Together we strive to combat diseases – infectious diseases like influenza and HIV and noncommunicable ones like cancer and heart disease. We help mothers and children survive and thrive so they can look forward to a healthy old age. We ensure the safety of the air people breathe, the food they eat, the water they drink – and the medicines and vaccines they need.”
The theme of 2017 World Health Day campaign is depression. You can check out the campaign toolkit here.
Depression affects people of all ages, from all walks of life, in all countries. It causes mental anguish and impacts on people’s ability to carry out even the simplest everyday tasks, with sometimes devastating consequences for relationships with family and friends and the ability to earn a living. At worst, depression can lead to suicide, now the second leading cause of death among 15-29-year olds.
Yet, depression can be prevented and treated. A better understanding of what depression is, and how it can be prevented and treated, will help reduce the stigma associated with the condition, and lead to more people seeking help.
Depression is a common mental disorder that presents with depressed mood, loss of interest or pleasure, decreased energy, feelings of guilt or low self-worth, disturbed sleep or appetite, and poor concentration (WHO 2012). Globally more than 300 million people suffer from it. Women are affected by depression twice than men. Depression can lead to suicide. Depression can produce huge economical and social burden also. The WHO characterizes depression as:
- By persistent sadness and a loss of interest in activities that you normally enjoy, accompanied by an inability to carry out daily activities, for at least two weeks.
- Loss of energy; a change in appetite; sleeping more or less; anxiety; reduced concentration; indecisiveness; restlessness; feelings of worthlessness, guilt, or hopelessness; and thoughts of self-harm or suicide.
- Something that can happen to anybody.
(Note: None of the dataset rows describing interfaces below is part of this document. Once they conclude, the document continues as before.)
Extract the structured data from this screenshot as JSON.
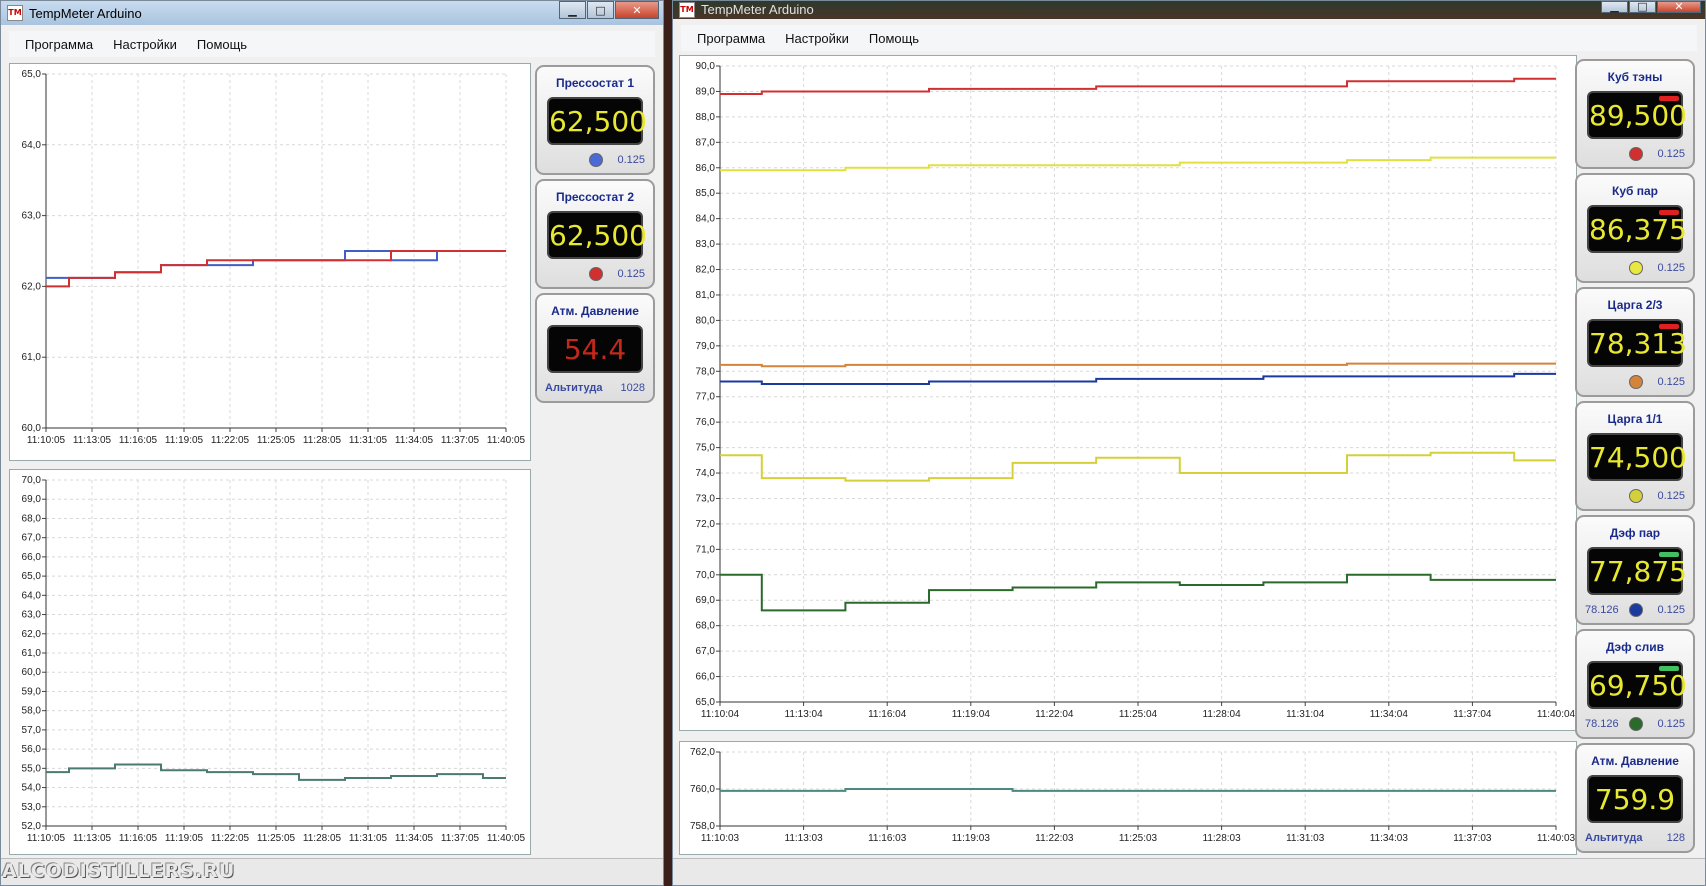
{
  "left_window": {
    "title": "TempMeter Arduino",
    "menu": [
      "Программа",
      "Настройки",
      "Помощь"
    ],
    "chart_top": {
      "yticks": [
        "65,0",
        "64,0",
        "63,0",
        "62,0",
        "61,0",
        "60,0"
      ],
      "xticks": [
        "11:10:05",
        "11:13:05",
        "11:16:05",
        "11:19:05",
        "11:22:05",
        "11:25:05",
        "11:28:05",
        "11:31:05",
        "11:34:05",
        "11:37:05",
        "11:40:05"
      ]
    },
    "chart_bottom": {
      "yticks": [
        "70,0",
        "69,0",
        "68,0",
        "67,0",
        "66,0",
        "65,0",
        "64,0",
        "63,0",
        "62,0",
        "61,0",
        "60,0",
        "59,0",
        "58,0",
        "57,0",
        "56,0",
        "55,0",
        "54,0",
        "53,0",
        "52,0"
      ],
      "xticks": [
        "11:10:05",
        "11:13:05",
        "11:16:05",
        "11:19:05",
        "11:22:05",
        "11:25:05",
        "11:28:05",
        "11:31:05",
        "11:34:05",
        "11:37:05",
        "11:40:05"
      ]
    },
    "sensors": [
      {
        "title": "Прессостат 1",
        "value": "62,500",
        "dot": "#4a6ad6",
        "step": "0.125"
      },
      {
        "title": "Прессостат 2",
        "value": "62,500",
        "dot": "#d03030",
        "step": "0.125"
      }
    ],
    "pressure": {
      "title": "Атм. Давление",
      "value": "54.4",
      "alt_label": "Альтитуда",
      "alt_value": "1028"
    }
  },
  "right_window": {
    "title": "TempMeter Arduino",
    "menu": [
      "Программа",
      "Настройки",
      "Помощь"
    ],
    "chart_main": {
      "yticks": [
        "90,0",
        "89,0",
        "88,0",
        "87,0",
        "86,0",
        "85,0",
        "84,0",
        "83,0",
        "82,0",
        "81,0",
        "80,0",
        "79,0",
        "78,0",
        "77,0",
        "76,0",
        "75,0",
        "74,0",
        "73,0",
        "72,0",
        "71,0",
        "70,0",
        "69,0",
        "68,0",
        "67,0",
        "66,0",
        "65,0"
      ],
      "xticks": [
        "11:10:04",
        "11:13:04",
        "11:16:04",
        "11:19:04",
        "11:22:04",
        "11:25:04",
        "11:28:04",
        "11:31:04",
        "11:34:04",
        "11:37:04",
        "11:40:04"
      ]
    },
    "chart_pressure": {
      "yticks": [
        "762,0",
        "760,0",
        "758,0"
      ],
      "xticks": [
        "11:10:03",
        "11:13:03",
        "11:16:03",
        "11:19:03",
        "11:22:03",
        "11:25:03",
        "11:28:03",
        "11:31:03",
        "11:34:03",
        "11:37:03",
        "11:40:03"
      ]
    },
    "sensors": [
      {
        "title": "Куб тэны",
        "value": "89,500",
        "dot": "#d03030",
        "step": "0.125",
        "ind": "#e02020",
        "left": ""
      },
      {
        "title": "Куб пар",
        "value": "86,375",
        "dot": "#e8e840",
        "step": "0.125",
        "ind": "#e02020",
        "left": ""
      },
      {
        "title": "Царга 2/3",
        "value": "78,313",
        "dot": "#d4843a",
        "step": "0.125",
        "ind": "#e02020",
        "left": ""
      },
      {
        "title": "Царга 1/1",
        "value": "74,500",
        "dot": "#d4d03a",
        "step": "0.125",
        "ind": "",
        "left": ""
      },
      {
        "title": "Дэф пар",
        "value": "77,875",
        "dot": "#1a3aa0",
        "step": "0.125",
        "ind": "#40c060",
        "left": "78.126"
      },
      {
        "title": "Дэф слив",
        "value": "69,750",
        "dot": "#2a6a2a",
        "step": "0.125",
        "ind": "#40c060",
        "left": "78.126"
      }
    ],
    "pressure": {
      "title": "Атм. Давление",
      "value": "759.9",
      "alt_label": "Альтитуда",
      "alt_value": "128"
    }
  },
  "watermark": "ALCODISTILLERS.RU",
  "chart_data": [
    {
      "type": "line",
      "title": "",
      "ylim": [
        60,
        65
      ],
      "x": [
        "11:10:05",
        "11:13:05",
        "11:16:05",
        "11:19:05",
        "11:22:05",
        "11:25:05",
        "11:28:05",
        "11:31:05",
        "11:34:05",
        "11:37:05",
        "11:40:05"
      ],
      "series": [
        {
          "color": "#4060c8",
          "values": [
            62.12,
            62.12,
            62.2,
            62.3,
            62.3,
            62.37,
            62.37,
            62.5,
            62.37,
            62.5,
            62.5
          ]
        },
        {
          "color": "#d03030",
          "values": [
            62.0,
            62.12,
            62.2,
            62.3,
            62.37,
            62.37,
            62.37,
            62.37,
            62.5,
            62.5,
            62.5
          ]
        }
      ]
    },
    {
      "type": "line",
      "title": "",
      "ylim": [
        52,
        70
      ],
      "x": [
        "11:10:05",
        "11:13:05",
        "11:16:05",
        "11:19:05",
        "11:22:05",
        "11:25:05",
        "11:28:05",
        "11:31:05",
        "11:34:05",
        "11:37:05",
        "11:40:05"
      ],
      "series": [
        {
          "color": "#4a7a70",
          "values": [
            54.8,
            55.0,
            55.2,
            54.9,
            54.8,
            54.7,
            54.4,
            54.5,
            54.6,
            54.7,
            54.5
          ]
        }
      ]
    },
    {
      "type": "line",
      "title": "",
      "ylim": [
        65,
        90
      ],
      "x": [
        "11:10:04",
        "11:13:04",
        "11:16:04",
        "11:19:04",
        "11:22:04",
        "11:25:04",
        "11:28:04",
        "11:31:04",
        "11:34:04",
        "11:37:04",
        "11:40:04"
      ],
      "series": [
        {
          "color": "#d03030",
          "values": [
            88.9,
            89.0,
            89.0,
            89.1,
            89.1,
            89.2,
            89.2,
            89.2,
            89.4,
            89.4,
            89.5
          ]
        },
        {
          "color": "#e0e040",
          "values": [
            85.9,
            85.9,
            86.0,
            86.1,
            86.1,
            86.1,
            86.2,
            86.2,
            86.3,
            86.4,
            86.4
          ]
        },
        {
          "color": "#d4843a",
          "values": [
            78.25,
            78.2,
            78.25,
            78.25,
            78.25,
            78.25,
            78.25,
            78.25,
            78.3,
            78.3,
            78.3
          ]
        },
        {
          "color": "#1a3aa0",
          "values": [
            77.6,
            77.5,
            77.5,
            77.6,
            77.6,
            77.7,
            77.7,
            77.8,
            77.8,
            77.8,
            77.9
          ]
        },
        {
          "color": "#d4d03a",
          "values": [
            74.7,
            73.8,
            73.7,
            73.8,
            74.4,
            74.6,
            74.0,
            74.0,
            74.7,
            74.8,
            74.5
          ]
        },
        {
          "color": "#2a6a2a",
          "values": [
            70.0,
            68.6,
            68.9,
            69.4,
            69.5,
            69.7,
            69.6,
            69.7,
            70.0,
            69.8,
            69.8
          ]
        }
      ]
    },
    {
      "type": "line",
      "title": "",
      "ylim": [
        758,
        762
      ],
      "x": [
        "11:10:03",
        "11:13:03",
        "11:16:03",
        "11:19:03",
        "11:22:03",
        "11:25:03",
        "11:28:03",
        "11:31:03",
        "11:34:03",
        "11:37:03",
        "11:40:03"
      ],
      "series": [
        {
          "color": "#4a8a80",
          "values": [
            759.9,
            759.9,
            760.0,
            760.0,
            759.9,
            759.9,
            759.9,
            759.9,
            759.9,
            759.9,
            759.9
          ]
        }
      ]
    }
  ]
}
- Not a sign of weakness.
- Treatable, with talking therapies or antidepressant medication or a combination of these.
What You Can Do
The WHO organizes international, regional and local events on the Day related to a particular theme. World Health Day is acknowledged by various governments and non-governmental organizations with interests in public health issues, who also organize activities and highlight their support in media reports. Examples of events include conferences for health worksers, briefings for local politicians, and informational displays for children and young people. Public marches and demonstrations, as well as free or easy access to medical tests, can also take place on the day. Check out how you can get involved here.